I won’t be working full time on the buggies any more. Those six months were like going to a foreign land, only I got to come home and crash every evening. I made friends with some fine mules and fascinating drivers, artists, mimes and street performers, bums, street characters and guests. I learned to give punchy sound-bite type tours in 30-40 minutes instead of 2 hours. The quick buggy tours of 1/2 or 1 hour let my guests see much more than they could in my two-hour walking tour. It’s enough time to give some great details about the Quarter and St. Louis cemetery, New Orleans history -- past, present, and future, our culture, architecture and cuisine. It’s especially good for people who are in a hurry, the physically impaired, or folks with little ones that would be bored on the long walking tour but are thrilled to ride the cart, especially from the shotgun seat.

My old life was good too.

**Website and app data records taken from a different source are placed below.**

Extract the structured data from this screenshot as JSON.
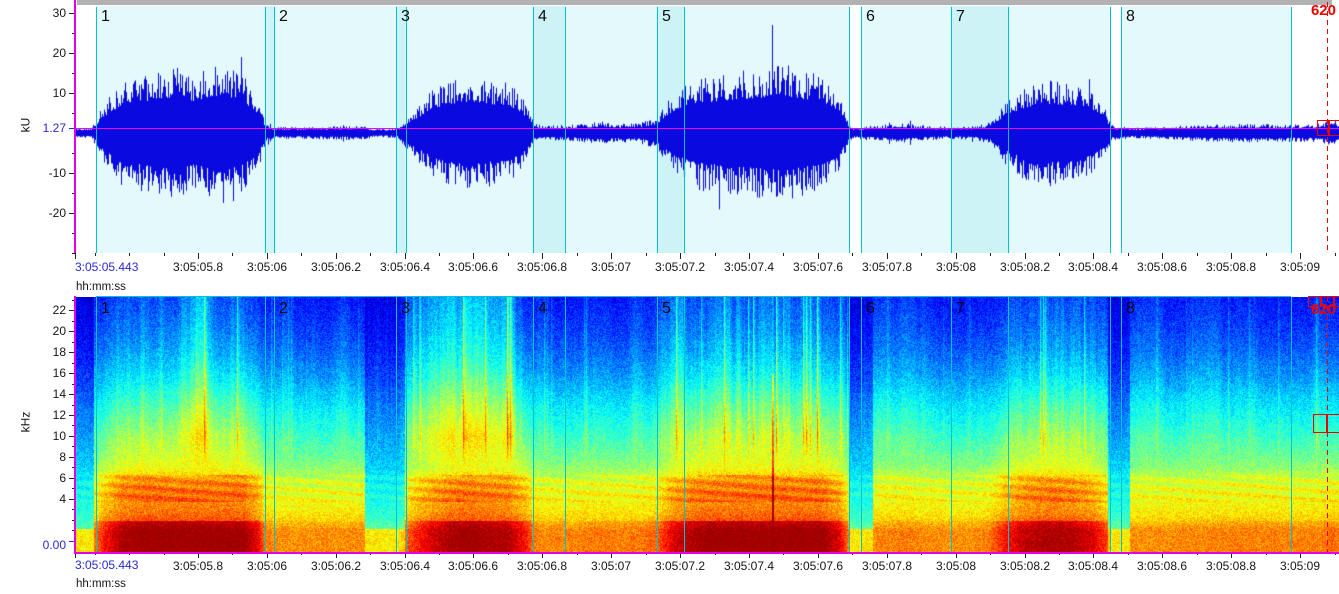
{
  "panels": {
    "waveform": {
      "y_axis_label": "kU",
      "y_ticks": [
        {
          "v": 30,
          "label": "30"
        },
        {
          "v": 20,
          "label": "20"
        },
        {
          "v": 10,
          "label": "10"
        },
        {
          "v": -10,
          "label": "-10"
        },
        {
          "v": -20,
          "label": "-20"
        }
      ],
      "y_minor_ticks": [
        25,
        15,
        5,
        -5,
        -15,
        -25,
        -30
      ],
      "cursor_label": "1.27",
      "cursor_value": 1.27,
      "marker_label": "620"
    },
    "spectrogram": {
      "y_axis_label": "kHz",
      "y_ticks": [
        {
          "v": 22,
          "label": "22"
        },
        {
          "v": 20,
          "label": "20"
        },
        {
          "v": 18,
          "label": "18"
        },
        {
          "v": 16,
          "label": "16"
        },
        {
          "v": 14,
          "label": "14"
        },
        {
          "v": 12,
          "label": "12"
        },
        {
          "v": 10,
          "label": "10"
        },
        {
          "v": 8,
          "label": "8"
        },
        {
          "v": 6,
          "label": "6"
        },
        {
          "v": 4,
          "label": "4"
        }
      ],
      "y_minor_ticks": [
        23,
        21,
        19,
        17,
        15,
        13,
        11,
        9,
        7,
        5,
        3,
        2,
        1
      ],
      "cursor_label": "0.00",
      "cursor_value": 0.0,
      "marker_label": "620"
    }
  },
  "time_axis": {
    "cursor_time_label": "3:05:05.443",
    "unit_label": "hh:mm:ss",
    "ticks": [
      {
        "t": 5.8,
        "label": "3:05:05.8"
      },
      {
        "t": 6.0,
        "label": "3:05:06"
      },
      {
        "t": 6.2,
        "label": "3:05:06.2"
      },
      {
        "t": 6.4,
        "label": "3:05:06.4"
      },
      {
        "t": 6.6,
        "label": "3:05:06.6"
      },
      {
        "t": 6.8,
        "label": "3:05:06.8"
      },
      {
        "t": 7.0,
        "label": "3:05:07"
      },
      {
        "t": 7.2,
        "label": "3:05:07.2"
      },
      {
        "t": 7.4,
        "label": "3:05:07.4"
      },
      {
        "t": 7.6,
        "label": "3:05:07.6"
      },
      {
        "t": 7.8,
        "label": "3:05:07.8"
      },
      {
        "t": 8.0,
        "label": "3:05:08"
      },
      {
        "t": 8.2,
        "label": "3:05:08.2"
      },
      {
        "t": 8.4,
        "label": "3:05:08.4"
      },
      {
        "t": 8.6,
        "label": "3:05:08.6"
      },
      {
        "t": 8.8,
        "label": "3:05:08.8"
      },
      {
        "t": 9.0,
        "label": "3:05:09"
      }
    ]
  },
  "chart_data": {
    "type": "waveform+spectrogram",
    "time_axis": {
      "start_s": 5.443,
      "end_s": 9.113,
      "start_label": "3:05:05.443",
      "tick_interval_s": 0.2,
      "unit": "hh:mm:ss"
    },
    "waveform": {
      "ylabel": "kU",
      "ylim": [
        -30,
        31.75
      ],
      "cursor_level_kU": 1.27,
      "envelope_kU": [
        [
          5.443,
          1.2
        ],
        [
          5.49,
          1.2
        ],
        [
          5.53,
          7
        ],
        [
          5.58,
          12
        ],
        [
          5.66,
          13.5
        ],
        [
          5.73,
          15
        ],
        [
          5.79,
          13
        ],
        [
          5.87,
          16
        ],
        [
          5.93,
          13
        ],
        [
          5.975,
          8
        ],
        [
          5.995,
          2.2
        ],
        [
          6.02,
          1.3
        ],
        [
          6.15,
          1.4
        ],
        [
          6.27,
          1.6
        ],
        [
          6.32,
          0.9
        ],
        [
          6.38,
          1.2
        ],
        [
          6.42,
          5
        ],
        [
          6.47,
          9
        ],
        [
          6.53,
          12
        ],
        [
          6.58,
          13
        ],
        [
          6.64,
          12
        ],
        [
          6.7,
          11.5
        ],
        [
          6.75,
          7
        ],
        [
          6.775,
          2.2
        ],
        [
          6.8,
          1.6
        ],
        [
          6.9,
          1.9
        ],
        [
          6.97,
          2.6
        ],
        [
          7.02,
          2.1
        ],
        [
          7.08,
          2.3
        ],
        [
          7.13,
          3.5
        ],
        [
          7.18,
          9
        ],
        [
          7.24,
          12
        ],
        [
          7.32,
          13.5
        ],
        [
          7.42,
          14.5
        ],
        [
          7.5,
          15.5
        ],
        [
          7.56,
          14
        ],
        [
          7.62,
          12.5
        ],
        [
          7.66,
          9
        ],
        [
          7.685,
          3
        ],
        [
          7.7,
          1.4
        ],
        [
          7.78,
          1.7
        ],
        [
          7.84,
          2.4
        ],
        [
          7.9,
          1.7
        ],
        [
          7.97,
          1.4
        ],
        [
          8.05,
          1.5
        ],
        [
          8.1,
          2.5
        ],
        [
          8.14,
          7
        ],
        [
          8.2,
          10.5
        ],
        [
          8.27,
          12
        ],
        [
          8.34,
          11.5
        ],
        [
          8.4,
          9
        ],
        [
          8.435,
          5
        ],
        [
          8.455,
          1.6
        ],
        [
          8.52,
          1.2
        ],
        [
          8.62,
          1.5
        ],
        [
          8.72,
          1.9
        ],
        [
          8.82,
          2.1
        ],
        [
          8.92,
          2
        ],
        [
          9.0,
          1.9
        ],
        [
          9.06,
          2.2
        ],
        [
          9.09,
          3.2
        ],
        [
          9.113,
          2.5
        ]
      ],
      "peak_spike": {
        "t": 7.468,
        "amp_kU": 27
      }
    },
    "spectrogram": {
      "ylabel": "kHz",
      "flim_kHz": [
        0,
        23.2
      ],
      "colormap": "jet",
      "cursor_level_kHz": 0.0,
      "calls_s": [
        [
          5.5,
          5.99
        ],
        [
          6.4,
          6.78
        ],
        [
          7.13,
          7.69
        ],
        [
          8.1,
          8.44
        ]
      ],
      "quiet_s": [
        [
          5.443,
          5.498
        ],
        [
          6.285,
          6.4
        ],
        [
          7.688,
          7.758
        ],
        [
          8.44,
          8.505
        ]
      ],
      "hot_streaks_s": [
        7.468
      ],
      "base_intensity_by_kHz": [
        [
          0,
          0.8
        ],
        [
          1,
          0.8
        ],
        [
          2,
          0.74
        ],
        [
          3,
          0.7
        ],
        [
          4,
          0.68
        ],
        [
          5,
          0.66
        ],
        [
          6,
          0.63
        ],
        [
          7,
          0.57
        ],
        [
          8,
          0.52
        ],
        [
          9,
          0.48
        ],
        [
          10,
          0.44
        ],
        [
          11,
          0.41
        ],
        [
          12,
          0.385
        ],
        [
          13,
          0.355
        ],
        [
          14,
          0.325
        ],
        [
          15,
          0.29
        ],
        [
          16,
          0.26
        ],
        [
          18,
          0.21
        ],
        [
          20,
          0.17
        ],
        [
          22,
          0.14
        ],
        [
          23.5,
          0.12
        ]
      ]
    },
    "annotations": {
      "selection_span_s": [
        5.504,
        8.974
      ],
      "boundaries_s": [
        5.504,
        5.995,
        6.021,
        6.375,
        6.404,
        6.773,
        6.866,
        7.133,
        7.211,
        7.69,
        7.725,
        7.986,
        8.152,
        8.448,
        8.48,
        8.974
      ],
      "white_gaps_s": [
        [
          7.69,
          7.725
        ],
        [
          8.448,
          8.48
        ]
      ],
      "shaded_bands_s": [
        [
          5.995,
          6.021
        ],
        [
          6.375,
          6.404
        ],
        [
          6.773,
          6.866
        ],
        [
          7.133,
          7.211
        ],
        [
          7.986,
          8.152
        ]
      ],
      "segments": [
        {
          "label": "1",
          "t": 5.504
        },
        {
          "label": "2",
          "t": 6.021
        },
        {
          "label": "3",
          "t": 6.375
        },
        {
          "label": "4",
          "t": 6.773
        },
        {
          "label": "5",
          "t": 7.133
        },
        {
          "label": "6",
          "t": 7.725
        },
        {
          "label": "7",
          "t": 7.986
        },
        {
          "label": "8",
          "t": 8.48
        }
      ],
      "event_marker": {
        "label": "620",
        "t": 9.078
      }
    },
    "colors": {
      "waveform": "#0a0ae0",
      "selection_bg": "#e3f9fb",
      "shaded_band": "#cdf3f7",
      "boundary_line": "#00c5cd",
      "cursor_line": "#fa00fa",
      "event_marker": "#ee0000",
      "axis_cursor_text": "#2a2ad0"
    }
  }
}
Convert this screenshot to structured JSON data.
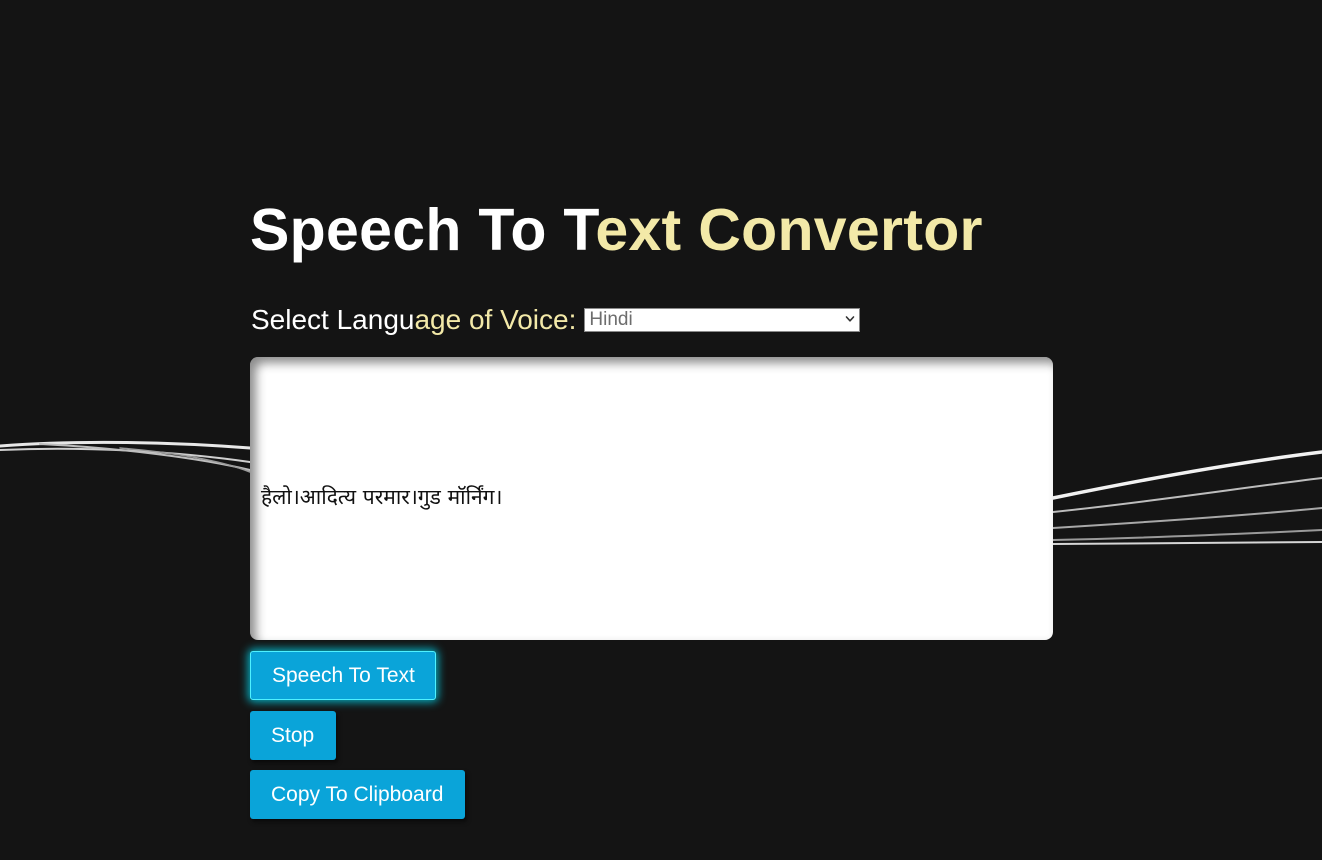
{
  "header": {
    "title_part1": "Speech To T",
    "title_part2": "ext Convertor"
  },
  "language": {
    "label_part1": "Select Langu",
    "label_part2": "age of Voice:",
    "selected": "Hindi",
    "chevron_icon": "chevron-down-icon"
  },
  "output": {
    "text": "हैलो।आदित्य परमार।गुड मॉर्निंग।"
  },
  "buttons": {
    "speech_to_text": "Speech To Text",
    "stop": "Stop",
    "copy": "Copy To Clipboard"
  },
  "colors": {
    "background": "#141414",
    "accent_text": "#f3e9a8",
    "button": "#0aa4d9",
    "button_glow": "#4ff1ff"
  }
}
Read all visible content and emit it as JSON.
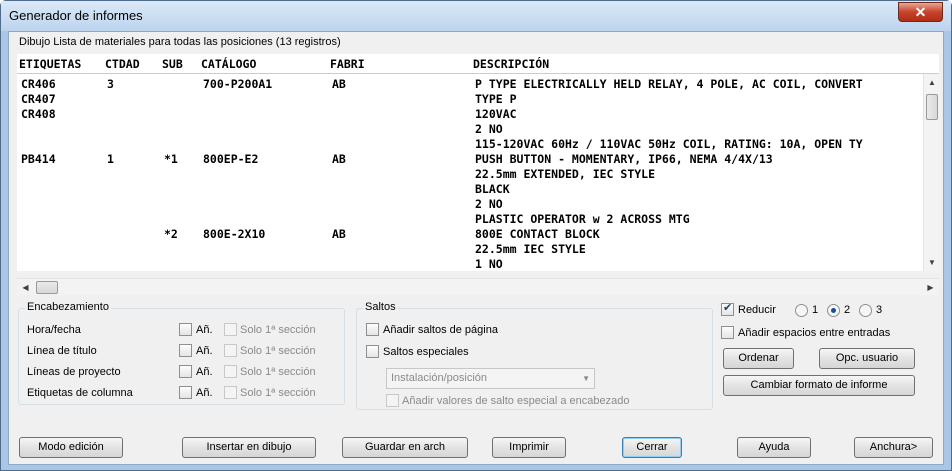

I am fortunate that I could put it all aside to do this great adventure. I met my goal: I know I can turn my life around on a dime. I proved that at 75 I still have plenty of starch left in me, and according to my guests, I gave a great tour. I now know I could be a good tour guide just about any interesting place in the world.

Recently, I have been taking some of my out-of-town guests on buggy rides with another driver. Every chance I get, I walk the hack stand before 10am, when most of the buggies are all lined up waiting. I love all the mules and drivers, I always will. It was a great experience... proving to myself, after 14 years, that I could enjoy working full time again and make a pretty good living doing it... if necessary. But this is mostly an avocation, I don't really need more money.

My interest in mules and donkeys has led me into some in-depth study of these wonderful critters on Wikipedia. I may post some details of my research here in later postings. Some part of me will always be a buggy driver!

Being a good mule is being willing to take take others' burdens. At some level, we have all been mules and often found the burdens satisfying.

Monday, March 23, 2009

On a sabbatical from driving Bonnie

I'm on sabbatical from full-time buggy driving. I'm thinking about ways to do this part time, because I love most all of the work, the mules, the carriages, the stable folk, the other drivers, and the guests we serve.

Thursday, January 29, 2009

Fine mule, fine carriage, fine setting, great guests!

Ladies from Houston enjoy a tour

On a slow Monday morning, these ladies first enjoyed meeting Bonnie, rubbing her nose, and feeding her carrot slices. After beignets at the Cafe du Monde, they returned for a fun tour around 20 blocks of the old French Quarter. At the end, I offered to take a picture. Turned out they didn't have a camers with them... so I used mine, and sent a copy by email. I got this gracious reply:

Thanks for the ride and the picture. We thoroughly enjoyed the carriage tour and the picture was a great bonus. Thanks again.

ML (Houston)

Monday, January 5, 2009

Vacation days...

I'm taking two weeks off, from Monday Jan 5 through Sunday Jan 18. Sort of like going out to pasture, like the mules.

One of my goals is to walk my usual routes, and get details of sites I mention, but have not seen up close. The Steamboat Natchez, Emeril's NOLA Restaurant, the Supreme Court building, the Insectarium, Pat O'Brians, Johnny White's bar, the bar at Pete Fountain's old place, and McDonogh 15, for starters. Will take pictures.

I need to buy some clothes and gear. I'd like to put on 10 or 20 pounds, so I'll eat real good.

I dress much better, now that I have turned over the messy bathing, grooming, and harnessing chores to the fine mule skinner Randolph.